Parashot Tazria & Metzora – Erev Shabbat 24 April 2020
Week of 19-25 April 2020
Torah portion: Leviticus 12:1-15:33 Haftarah: Isaiah 66:1-24
Theme: A Pathway to the Transcendent
A key to the meaning of these Parashot emerges at the end: “put the Israelites on guard against their uncleanness, lest they die through their uncleanness by defiling My Tabernacle which is among them” (15:31). The motivation inspiring the text is positive, protective, and life-oriented, yet the text is haunted by the ravages of defilement, which threaten both the life of this chosen people and the liturgy in its sacred space (Tent of Meeting / Temple). As Plaut clarifies (825, 829, 849), the concern here is not just ritual defilement, which excluded “unclean” persons from the sacred precincts and isolated them from human relations, no, this is “a nega, a smiting, the manifestation of extreme divine displeasure,” revealing the urgency of change.
These texts take us to the fragile edge of life, which becomes the realm of the encounter with divine power, as in the awesome experience of the tazria, a woman who gives birth, or in the painful plight of the metzora, who is afflicted with tzara’at, a scaly skin disease, often identified as the dreaded plague, leprosy. Both situations leave these persons in a state of tuma (ritual impurity) and all that they touch becomes defiled. This conception of defilement takes shape in an understanding that body fluids such as menstrual blood and human semen, as well as intercourse, were vehicles of the mysterious power of life. That power evoked fear, which construed these elements as sources of defilement. However, defilement was not restricted to sexual relations or to contact with someone whose skin was infected; tzara’at was known to infect clothing and houses as well, rendering even them “unclean” and a source of contamination for all who used them. What is the way out of this dilemma?
These Parashot offer a compassionate response. Repeatedly, we are told the remedy: purification by washing, temporary abstinence from human contact, and expiation through sacrifices at the place of worship. Hygienic practices, as in the purifications, reduced the risk of infection and the fear engendered by taboos; the corresponding sacrifices restored the person’s participation in the worshipping community. Plaut notes (825) that those cultic practices lapsed with the destruction of the Second Temple. Yet, the memory of them remains in our scriptures. What wisdom do they still hold for us? Rabbi Baruch Frydman-Kol (CJN) in commenting on metzora,remarks that “The Torah seeks to use the body as a pathway to the transcendent.” This insight reflects the principle that gave shape to the Christian sacraments and to sacramentals like the sprinkling of “holy water,” or the blessing of various objects or buildings such as churches or schools, designated for the gatherings and growth of the Christian community.
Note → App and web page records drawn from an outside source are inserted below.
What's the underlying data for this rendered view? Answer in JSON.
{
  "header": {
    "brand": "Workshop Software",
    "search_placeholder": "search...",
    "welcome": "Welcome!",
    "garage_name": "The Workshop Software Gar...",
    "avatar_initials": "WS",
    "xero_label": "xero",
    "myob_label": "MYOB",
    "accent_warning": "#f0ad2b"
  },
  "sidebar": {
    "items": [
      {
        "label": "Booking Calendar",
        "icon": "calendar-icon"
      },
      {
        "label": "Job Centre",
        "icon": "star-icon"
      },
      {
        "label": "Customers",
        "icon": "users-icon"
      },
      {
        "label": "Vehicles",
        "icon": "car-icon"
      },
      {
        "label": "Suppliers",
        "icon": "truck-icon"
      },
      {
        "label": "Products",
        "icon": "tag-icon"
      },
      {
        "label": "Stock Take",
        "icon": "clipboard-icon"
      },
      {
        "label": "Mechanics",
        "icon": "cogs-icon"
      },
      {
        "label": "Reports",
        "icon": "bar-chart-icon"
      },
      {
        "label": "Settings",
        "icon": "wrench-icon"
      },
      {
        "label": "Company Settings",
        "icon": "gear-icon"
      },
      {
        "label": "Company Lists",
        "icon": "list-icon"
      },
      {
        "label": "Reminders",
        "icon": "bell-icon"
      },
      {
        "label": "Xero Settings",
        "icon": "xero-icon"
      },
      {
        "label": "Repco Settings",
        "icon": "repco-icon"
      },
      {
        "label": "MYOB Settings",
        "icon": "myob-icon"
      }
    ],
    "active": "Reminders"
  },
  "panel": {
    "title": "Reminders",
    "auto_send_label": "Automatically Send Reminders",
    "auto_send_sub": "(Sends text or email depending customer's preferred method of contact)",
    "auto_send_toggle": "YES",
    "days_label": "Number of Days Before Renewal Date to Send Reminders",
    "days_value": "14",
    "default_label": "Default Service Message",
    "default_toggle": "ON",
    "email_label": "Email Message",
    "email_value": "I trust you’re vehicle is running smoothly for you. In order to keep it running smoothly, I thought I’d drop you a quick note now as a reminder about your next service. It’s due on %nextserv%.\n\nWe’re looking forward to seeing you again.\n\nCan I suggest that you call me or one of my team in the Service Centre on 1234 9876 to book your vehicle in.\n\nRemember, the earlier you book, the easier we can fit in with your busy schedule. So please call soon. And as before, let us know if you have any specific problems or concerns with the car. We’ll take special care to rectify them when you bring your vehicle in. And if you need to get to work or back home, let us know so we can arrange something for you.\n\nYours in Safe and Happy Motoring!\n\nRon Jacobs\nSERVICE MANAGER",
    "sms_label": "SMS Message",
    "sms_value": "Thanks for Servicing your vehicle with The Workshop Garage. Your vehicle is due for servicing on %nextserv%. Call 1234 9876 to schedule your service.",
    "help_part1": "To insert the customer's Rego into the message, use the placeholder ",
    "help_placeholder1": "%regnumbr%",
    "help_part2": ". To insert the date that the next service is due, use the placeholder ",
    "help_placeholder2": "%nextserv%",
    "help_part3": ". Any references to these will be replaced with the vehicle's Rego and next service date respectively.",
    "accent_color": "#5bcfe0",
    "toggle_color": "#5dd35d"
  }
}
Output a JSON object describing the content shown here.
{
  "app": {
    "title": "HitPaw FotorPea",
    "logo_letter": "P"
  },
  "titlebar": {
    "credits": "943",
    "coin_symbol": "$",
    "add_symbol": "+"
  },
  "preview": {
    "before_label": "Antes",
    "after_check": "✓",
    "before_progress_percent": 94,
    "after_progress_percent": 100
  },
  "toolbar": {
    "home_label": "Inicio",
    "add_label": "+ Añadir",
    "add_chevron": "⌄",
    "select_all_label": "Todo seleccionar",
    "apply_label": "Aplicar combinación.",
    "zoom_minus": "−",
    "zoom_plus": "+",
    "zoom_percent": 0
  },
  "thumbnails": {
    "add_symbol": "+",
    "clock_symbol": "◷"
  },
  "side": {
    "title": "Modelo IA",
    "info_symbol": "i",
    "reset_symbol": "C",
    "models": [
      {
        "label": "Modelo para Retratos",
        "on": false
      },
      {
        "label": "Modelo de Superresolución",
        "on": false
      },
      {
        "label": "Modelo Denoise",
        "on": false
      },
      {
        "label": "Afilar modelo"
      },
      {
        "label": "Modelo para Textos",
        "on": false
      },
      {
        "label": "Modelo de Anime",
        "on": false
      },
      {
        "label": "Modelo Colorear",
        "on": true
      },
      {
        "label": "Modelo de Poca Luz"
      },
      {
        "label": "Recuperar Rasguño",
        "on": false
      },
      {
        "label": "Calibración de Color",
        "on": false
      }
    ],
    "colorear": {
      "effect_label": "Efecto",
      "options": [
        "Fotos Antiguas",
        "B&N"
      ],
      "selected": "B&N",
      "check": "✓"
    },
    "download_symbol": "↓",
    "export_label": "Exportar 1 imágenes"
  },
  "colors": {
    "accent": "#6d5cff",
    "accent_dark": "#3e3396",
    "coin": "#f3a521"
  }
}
For Reflection and Discussion: 1. Name a practice that sustains your own faith, and reflect briefly on its meaning. 2. In what communal celebration of faith have you found healing and renewed relations?
Bibliography: Plaut, W.G., ed. The Torah: A Modern Commentary (New York: 1981); Canadian Jewish News (CJN), Parashah Tazriah, April 4, 2019, and Parashah Metzora,April 11, 2019